The Science Behind Snowflakes: A Look at the Intricate Structures of Winter’s Natural Beauty
As winter approaches, it’s easy to get lost in the magic of snowflakes. From a distance, they appear to be beautiful, delicate flakes of ice floating down to the ground. But upon closer inspection, you’ll discover that each and every snowflake is completely unique in its intricate, hexagonal structure. This phenomenon is no coincidence, as each snowflake’s structure is determined by a variety of environmental factors and scientific principles.
How are Snowflakes Formed?
Snowflakes are formed when water vapor in the air freezes into ice crystals. These ice crystals form around a tiny, microscopic particle, such as a speck of dust or pollen, that serves as a nucleus. As water vapor accumulates around the nucleus, it slowly starts to take on the hexagonal shape of ice crystals.
What Gives Snowflakes Their Unique Shape?
As snowflakes are formed, a variety of environmental factors come into play to determine their ultimate shape. For example, temperature and humidity levels in the clouds where the snow is forming can heavily influence snowflake shape. If the temperature is near freezing and the humidity is high, snowflakes may grow into large, feathery shapes as they collect moisture from the air. But if the temperature is much colder, such as below -15 degrees Celsius, snowflakes may form into tiny, needle-like shapes.
The Hexagonal Structure of Snowflakes
Each snowflake is made up of countless ice crystals, and these ice crystals are shaped in a very specific way.
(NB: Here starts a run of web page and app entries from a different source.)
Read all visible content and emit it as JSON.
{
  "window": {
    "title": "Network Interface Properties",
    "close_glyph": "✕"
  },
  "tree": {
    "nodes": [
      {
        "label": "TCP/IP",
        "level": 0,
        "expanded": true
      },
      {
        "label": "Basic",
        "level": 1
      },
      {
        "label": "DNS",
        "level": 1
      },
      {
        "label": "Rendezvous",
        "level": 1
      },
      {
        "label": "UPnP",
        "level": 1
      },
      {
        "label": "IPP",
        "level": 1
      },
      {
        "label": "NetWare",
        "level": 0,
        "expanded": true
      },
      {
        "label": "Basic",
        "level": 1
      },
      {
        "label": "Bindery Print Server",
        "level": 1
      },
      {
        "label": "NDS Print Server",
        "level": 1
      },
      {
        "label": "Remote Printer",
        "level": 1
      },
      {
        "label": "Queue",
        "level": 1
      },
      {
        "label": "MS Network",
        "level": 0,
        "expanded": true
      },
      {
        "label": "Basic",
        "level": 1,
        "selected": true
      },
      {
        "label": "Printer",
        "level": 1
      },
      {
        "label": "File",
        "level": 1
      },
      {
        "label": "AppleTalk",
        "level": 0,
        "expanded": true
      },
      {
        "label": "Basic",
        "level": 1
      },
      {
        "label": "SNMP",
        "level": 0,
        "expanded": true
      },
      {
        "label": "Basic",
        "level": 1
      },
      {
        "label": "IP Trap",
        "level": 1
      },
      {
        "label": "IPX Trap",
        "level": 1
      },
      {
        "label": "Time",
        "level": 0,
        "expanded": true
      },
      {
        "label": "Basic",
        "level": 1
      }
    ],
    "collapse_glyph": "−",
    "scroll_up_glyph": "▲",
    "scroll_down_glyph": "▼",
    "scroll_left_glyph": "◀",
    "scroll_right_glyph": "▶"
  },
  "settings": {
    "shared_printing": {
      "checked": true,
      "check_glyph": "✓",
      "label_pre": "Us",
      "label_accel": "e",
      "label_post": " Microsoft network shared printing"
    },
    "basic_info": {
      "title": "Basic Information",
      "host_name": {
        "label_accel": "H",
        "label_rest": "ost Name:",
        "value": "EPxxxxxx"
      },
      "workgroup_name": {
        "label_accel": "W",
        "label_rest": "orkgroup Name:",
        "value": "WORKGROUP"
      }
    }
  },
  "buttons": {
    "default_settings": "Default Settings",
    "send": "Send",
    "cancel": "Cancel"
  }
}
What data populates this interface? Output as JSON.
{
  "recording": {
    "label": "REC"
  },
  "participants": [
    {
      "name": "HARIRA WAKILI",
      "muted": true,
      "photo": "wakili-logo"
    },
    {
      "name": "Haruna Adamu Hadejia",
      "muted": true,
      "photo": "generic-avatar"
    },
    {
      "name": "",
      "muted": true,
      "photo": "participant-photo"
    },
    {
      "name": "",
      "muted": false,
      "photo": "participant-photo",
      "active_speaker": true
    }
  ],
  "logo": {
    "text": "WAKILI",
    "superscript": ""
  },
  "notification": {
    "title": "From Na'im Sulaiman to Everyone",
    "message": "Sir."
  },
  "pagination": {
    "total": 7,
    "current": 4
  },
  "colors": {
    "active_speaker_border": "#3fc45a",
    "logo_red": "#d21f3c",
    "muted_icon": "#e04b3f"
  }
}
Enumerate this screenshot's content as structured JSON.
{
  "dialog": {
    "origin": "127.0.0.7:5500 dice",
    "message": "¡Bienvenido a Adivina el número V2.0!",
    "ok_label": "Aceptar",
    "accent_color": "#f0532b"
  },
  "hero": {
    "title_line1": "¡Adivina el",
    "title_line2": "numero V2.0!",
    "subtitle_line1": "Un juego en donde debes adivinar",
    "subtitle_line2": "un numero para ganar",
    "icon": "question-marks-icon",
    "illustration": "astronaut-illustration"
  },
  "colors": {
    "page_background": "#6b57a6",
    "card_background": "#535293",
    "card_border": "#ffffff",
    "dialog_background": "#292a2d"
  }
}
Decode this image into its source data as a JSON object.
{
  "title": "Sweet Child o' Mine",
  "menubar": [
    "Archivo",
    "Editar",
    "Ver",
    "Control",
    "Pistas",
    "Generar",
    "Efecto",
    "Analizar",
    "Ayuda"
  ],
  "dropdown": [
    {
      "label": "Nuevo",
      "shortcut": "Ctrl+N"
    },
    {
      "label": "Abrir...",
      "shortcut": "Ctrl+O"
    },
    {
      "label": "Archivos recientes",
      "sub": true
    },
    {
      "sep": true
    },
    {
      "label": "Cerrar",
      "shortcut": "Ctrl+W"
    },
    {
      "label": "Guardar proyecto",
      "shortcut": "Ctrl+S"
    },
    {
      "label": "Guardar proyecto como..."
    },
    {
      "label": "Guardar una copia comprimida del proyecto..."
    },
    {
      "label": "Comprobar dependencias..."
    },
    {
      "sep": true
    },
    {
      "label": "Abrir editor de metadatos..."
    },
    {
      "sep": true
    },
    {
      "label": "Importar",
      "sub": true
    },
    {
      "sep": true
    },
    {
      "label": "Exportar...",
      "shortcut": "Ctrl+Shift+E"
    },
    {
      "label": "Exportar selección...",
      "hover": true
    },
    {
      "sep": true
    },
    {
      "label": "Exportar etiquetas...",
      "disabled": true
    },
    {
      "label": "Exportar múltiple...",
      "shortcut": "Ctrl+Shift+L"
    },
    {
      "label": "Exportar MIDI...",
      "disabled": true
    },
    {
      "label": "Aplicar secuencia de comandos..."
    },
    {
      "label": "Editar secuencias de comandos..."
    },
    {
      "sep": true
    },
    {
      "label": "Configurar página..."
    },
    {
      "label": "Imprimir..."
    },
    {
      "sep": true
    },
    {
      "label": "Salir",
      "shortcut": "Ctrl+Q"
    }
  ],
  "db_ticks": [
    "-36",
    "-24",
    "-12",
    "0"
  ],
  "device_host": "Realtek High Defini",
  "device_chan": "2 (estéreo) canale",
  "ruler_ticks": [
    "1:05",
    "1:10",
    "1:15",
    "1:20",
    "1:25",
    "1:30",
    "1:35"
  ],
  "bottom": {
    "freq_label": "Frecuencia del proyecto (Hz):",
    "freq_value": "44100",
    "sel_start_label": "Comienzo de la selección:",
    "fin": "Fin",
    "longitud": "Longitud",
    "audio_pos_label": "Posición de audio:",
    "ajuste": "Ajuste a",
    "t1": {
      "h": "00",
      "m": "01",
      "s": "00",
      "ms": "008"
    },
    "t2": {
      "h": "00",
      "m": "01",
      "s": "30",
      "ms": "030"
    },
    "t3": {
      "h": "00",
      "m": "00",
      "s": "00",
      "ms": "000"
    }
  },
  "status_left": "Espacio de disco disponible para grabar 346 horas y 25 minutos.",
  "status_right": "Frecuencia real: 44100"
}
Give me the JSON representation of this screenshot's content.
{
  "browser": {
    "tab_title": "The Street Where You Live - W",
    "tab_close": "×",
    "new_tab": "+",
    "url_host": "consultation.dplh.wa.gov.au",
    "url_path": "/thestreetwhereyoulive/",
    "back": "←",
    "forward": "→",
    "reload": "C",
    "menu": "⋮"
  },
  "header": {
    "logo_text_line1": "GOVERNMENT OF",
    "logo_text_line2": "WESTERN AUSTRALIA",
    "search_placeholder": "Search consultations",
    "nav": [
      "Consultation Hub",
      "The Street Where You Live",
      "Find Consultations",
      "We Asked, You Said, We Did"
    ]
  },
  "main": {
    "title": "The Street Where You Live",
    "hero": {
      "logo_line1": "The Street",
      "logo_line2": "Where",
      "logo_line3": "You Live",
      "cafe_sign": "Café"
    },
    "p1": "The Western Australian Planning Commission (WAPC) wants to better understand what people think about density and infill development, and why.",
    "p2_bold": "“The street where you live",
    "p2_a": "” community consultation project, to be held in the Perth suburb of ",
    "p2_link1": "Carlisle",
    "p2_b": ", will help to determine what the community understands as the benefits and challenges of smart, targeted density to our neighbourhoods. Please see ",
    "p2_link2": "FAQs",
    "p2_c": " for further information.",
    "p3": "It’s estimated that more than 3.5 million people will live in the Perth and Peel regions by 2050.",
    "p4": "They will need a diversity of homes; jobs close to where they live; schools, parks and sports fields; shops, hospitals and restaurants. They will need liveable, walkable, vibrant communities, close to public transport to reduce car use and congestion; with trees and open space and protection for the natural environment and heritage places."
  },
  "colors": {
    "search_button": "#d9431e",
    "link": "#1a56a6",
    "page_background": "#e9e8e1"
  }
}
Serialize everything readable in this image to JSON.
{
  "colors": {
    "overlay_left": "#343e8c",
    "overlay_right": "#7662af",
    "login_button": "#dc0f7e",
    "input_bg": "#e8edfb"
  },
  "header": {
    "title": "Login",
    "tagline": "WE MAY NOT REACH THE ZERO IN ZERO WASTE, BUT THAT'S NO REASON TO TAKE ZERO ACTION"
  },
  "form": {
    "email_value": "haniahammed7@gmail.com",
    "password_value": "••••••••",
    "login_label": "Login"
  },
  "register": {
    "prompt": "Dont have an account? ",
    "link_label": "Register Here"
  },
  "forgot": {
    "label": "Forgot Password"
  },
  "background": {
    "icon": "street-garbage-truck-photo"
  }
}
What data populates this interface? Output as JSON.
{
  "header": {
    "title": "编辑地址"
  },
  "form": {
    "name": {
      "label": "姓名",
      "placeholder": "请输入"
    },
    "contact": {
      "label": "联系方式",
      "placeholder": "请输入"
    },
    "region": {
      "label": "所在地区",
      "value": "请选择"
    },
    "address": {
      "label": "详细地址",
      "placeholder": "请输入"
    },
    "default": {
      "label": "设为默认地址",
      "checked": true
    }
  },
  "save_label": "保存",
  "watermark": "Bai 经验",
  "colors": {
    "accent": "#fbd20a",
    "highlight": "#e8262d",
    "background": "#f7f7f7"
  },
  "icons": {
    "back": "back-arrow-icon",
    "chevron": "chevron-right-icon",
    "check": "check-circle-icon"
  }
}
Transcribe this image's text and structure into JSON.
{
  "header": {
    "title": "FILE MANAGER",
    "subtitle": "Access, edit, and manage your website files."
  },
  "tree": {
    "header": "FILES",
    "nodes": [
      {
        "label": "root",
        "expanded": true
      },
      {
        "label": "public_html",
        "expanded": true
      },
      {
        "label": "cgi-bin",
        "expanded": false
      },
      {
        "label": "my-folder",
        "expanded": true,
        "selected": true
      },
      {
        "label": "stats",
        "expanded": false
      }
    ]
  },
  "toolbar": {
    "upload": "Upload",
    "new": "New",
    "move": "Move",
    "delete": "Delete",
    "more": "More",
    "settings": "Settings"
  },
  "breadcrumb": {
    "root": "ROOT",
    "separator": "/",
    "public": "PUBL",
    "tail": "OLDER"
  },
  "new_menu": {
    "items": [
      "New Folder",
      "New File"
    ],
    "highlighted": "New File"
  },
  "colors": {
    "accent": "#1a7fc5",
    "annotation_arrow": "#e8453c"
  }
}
They always form into a hexagonal, six-sided shape. This hexagonal shape is due to the way the individual water molecules in the ice crystals arrange themselves in a pattern. The hexagonal shape creates symmetrical spokes that extend out from the center of the snowflake, giving it its unique, intricate structure.
Why are Snowflakes Unique?
The reason why no two snowflakes are alike lies in the complex natural process of snowflake formation. As snowflakes form, they encounter a range of temperature, humidity, and pressure conditions, each of which influences the growth of the crystal in a different manner. This variation in the formation environment gives each snowflake its unique shape and pattern.
The Study of Snowflakes
Perhaps unsurprisingly, the scientific study of snowflakes is known as snow crystallography. This field has long fascinated scientists and snow enthusiasts alike, who are drawn to the beauty and complexity of snowflake structures. Scientists continue to study snow crystals in order to learn more about how they form and the role they play in the Earth’s climate.
Are all snowflakes hexagonal?
Yes, all snowflakes have a hexagonal structure.
Can two snowflakes ever be identical?
While it is possible, it is highly unlikely due to the complex process of snowflake formation and the variety of environmental factors that can influence shape and size.
Can you see the intricate structure of each snowflake without a microscope?
No, in order to truly see the unique intricacies of each snowflake, you would need to view it under a microscope.
How long do snowflakes take to form?
Snowflakes form relatively quickly, often taking just a few minutes before they are heavy enough to fall to the ground.
What can studying snowflakes teach us about our world?
Studying snowflakes can teach us more about meteorology, climate, and precipitation patterns.
Is it possible to grow your own snowflakes?
Yes, you can grow your own snowflakes by creating a “snowflake lab” with supercooled water and a variety of objects to act as nuclei for snowflake formation.